These discoveries are just the beginning, with many questions remaining: Does deep life spread up, down, or laterally through cracks? How can organisms in different parts of the deep Earth be so similar? Did life start deep in the Earth and migrate toward the surface or the other way around?
Scientists also hope to find out whether deep Earth organisms, in spite of living in isolated and energetically impoverished locations, can impact the global biogeochemical cycles. If so, they may affect life on the surface, making the entire Earth, inside and out, one global biosphere.
Even with its explanatory power, Big Bang theory takes its place in a long line of myths.
Chris Fields suggests we abandon both the question "why this universe?" and the entire subsequent story about emergence
Susana Martinez-Conde gives her understanding of perception, brains, reality, memory, experience, music, aesthetics, and language from her experience as Laboratory Director of SUNY Downstate Medical Center
Vikram Zutshi In Conversation With Evan Thompson This article was first published at the Sutra Journal…
Dr. Long has investigated thousands of near-death experiences (NDEs) with the results of his research published in the New York Times bestselling book Evidence of the Afterlife: The Science of Near-Death Experiences.
Every creature lives within its own sensory bubble, but only humans have the capacity to appreciate the experiences of other species.

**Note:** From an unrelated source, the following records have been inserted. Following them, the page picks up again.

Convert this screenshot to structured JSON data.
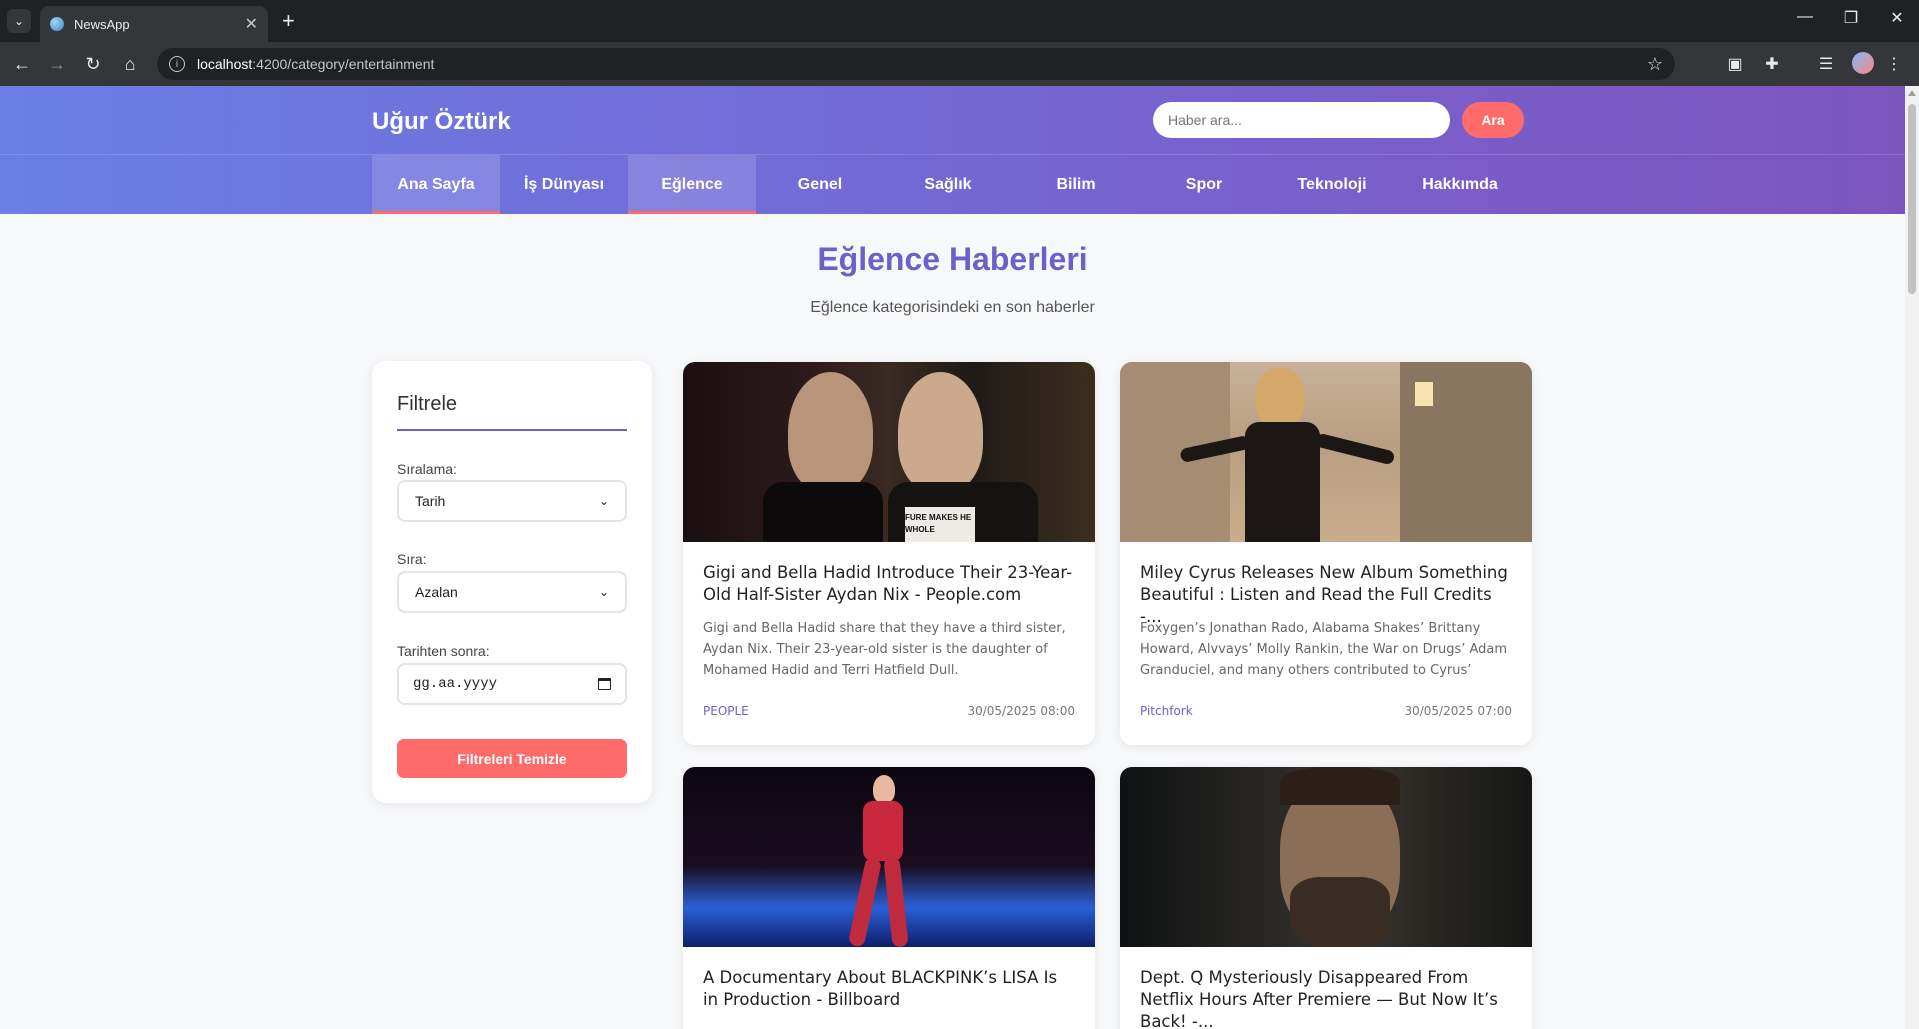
{
  "browser": {
    "tab_title": "NewsApp",
    "url_host": "localhost",
    "url_rest": ":4200/category/entertainment"
  },
  "site": {
    "brand": "Uğur Öztürk",
    "search_placeholder": "Haber ara...",
    "search_button": "Ara",
    "nav": [
      {
        "label": "Ana Sayfa",
        "active": true
      },
      {
        "label": "İş Dünyası",
        "active": false
      },
      {
        "label": "Eğlence",
        "active": true
      },
      {
        "label": "Genel",
        "active": false
      },
      {
        "label": "Sağlık",
        "active": false
      },
      {
        "label": "Bilim",
        "active": false
      },
      {
        "label": "Spor",
        "active": false
      },
      {
        "label": "Teknoloji",
        "active": false
      },
      {
        "label": "Hakkımda",
        "active": false
      }
    ]
  },
  "page": {
    "title": "Eğlence Haberleri",
    "subtitle": "Eğlence kategorisindeki en son haberler"
  },
  "filters": {
    "title": "Filtrele",
    "sort_label": "Sıralama:",
    "sort_value": "Tarih",
    "order_label": "Sıra:",
    "order_value": "Azalan",
    "date_label": "Tarihten sonra:",
    "date_placeholder": "gg.aa.yyyy",
    "clear_button": "Filtreleri Temizle"
  },
  "articles": [
    {
      "title": "Gigi and Bella Hadid Introduce Their 23-Year-Old Half-Sister Aydan Nix - People.com",
      "description": "Gigi and Bella Hadid share that they have a third sister, Aydan Nix. Their 23-year-old sister is the daughter of Mohamed Hadid and Terri Hatfield Dull.",
      "source": "PEOPLE",
      "date": "30/05/2025 08:00",
      "image_overlay_text": "FURE MAKES HE WHOLE"
    },
    {
      "title": "Miley Cyrus Releases New Album Something Beautiful : Listen and Read the Full Credits -...",
      "description": "Foxygen’s Jonathan Rado, Alabama Shakes’ Brittany Howard, Alvvays’ Molly Rankin, the War on Drugs’ Adam Granduciel, and many others contributed to Cyrus’ new...",
      "source": "Pitchfork",
      "date": "30/05/2025 07:00",
      "image_overlay_text": ""
    },
    {
      "title": "A Documentary About BLACKPINK’s LISA Is in Production - Billboard",
      "description": "",
      "source": "",
      "date": "",
      "image_overlay_text": ""
    },
    {
      "title": "Dept. Q Mysteriously Disappeared From Netflix Hours After Premiere — But Now It’s Back! -...",
      "description": "",
      "source": "",
      "date": "",
      "image_overlay_text": ""
    }
  ],
  "colors": {
    "accent": "#6e5fc9",
    "button": "#ff6b6b",
    "header_start": "#6a7ee6",
    "header_end": "#7d55bf"
  }
}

What we’ve learned is astounding.
New research with MDMA could lead to deeper therapeutic uses of the drug
Comparing the foundational base of Blackfoot knowledge to quantum physics to an attentive audience at The Banff Centre as part of the Indigenous Knowledge and Western Science: Contrasts and Similarities event.
How NASA's Webb Telescope Gives Humanity a Revolutionary New View of Cosmos
Visual illusions are those perceptual experiences that do not match the physical reality.
Maybe the brain isn't "classical" after all.
How does our biology give rise to the experience of consciousness?
A well-documented feature of trauma, one familiar to many, is our inability to articulate what happens to us.
“Definitely these galaxies are a big deal, but it remains to be seen how exciting they will look in the context of a few months’ progress with JWST,” Carnall says. The best is yet to come.
The connections between Quantum Physics, Daoism, and Nonduality in this interview with the Italian physicist
An exploration of a groundbreaking assertion of a new paper published in the Journal of Cosmology and Astroparticle Physics
In our common experience, you can't get something for nothing. In the quantum realm, something really can emerge from nothing.
explore psychedelics and their therapeutic uses in two entertaining and informative talks from SAND 18 and 19
Listening to/with/as the whole planet is listening and sining, a conversation with world renoun bioacoustic researcher
For many people, psychedelic drugs are intimately connected to the 1960s American counterculture, with…
Donald Hoffman describes his mathematical theory that ties in with consciousness touching into neuroscience, computer science, perception, and how we construct reality.
Excerpts from Advaya: the role of mythology, stories, art, and poetry in cultivating kinship. How do stories create/relate to belonging?
Perception may be defined not only as how we experience the world through our senses, but also how we interpret those experiences to create meaning and provide a practically useful model of reality.
The meaning of death and dying in a death-phobic culture and more on Sounds of SAND Episode 2
This groundbreaking book is an invitation to the public, to citizen scientists, and to professional scientists to reject the materialistic worldview of modern science
Inspired by Yuval Noah Harari' is an experimental short film featuring over 260 strange and spectacular images, generated by 13 different A.I. algorithms.
Please enter your email and we’ll send you instructions to reset your password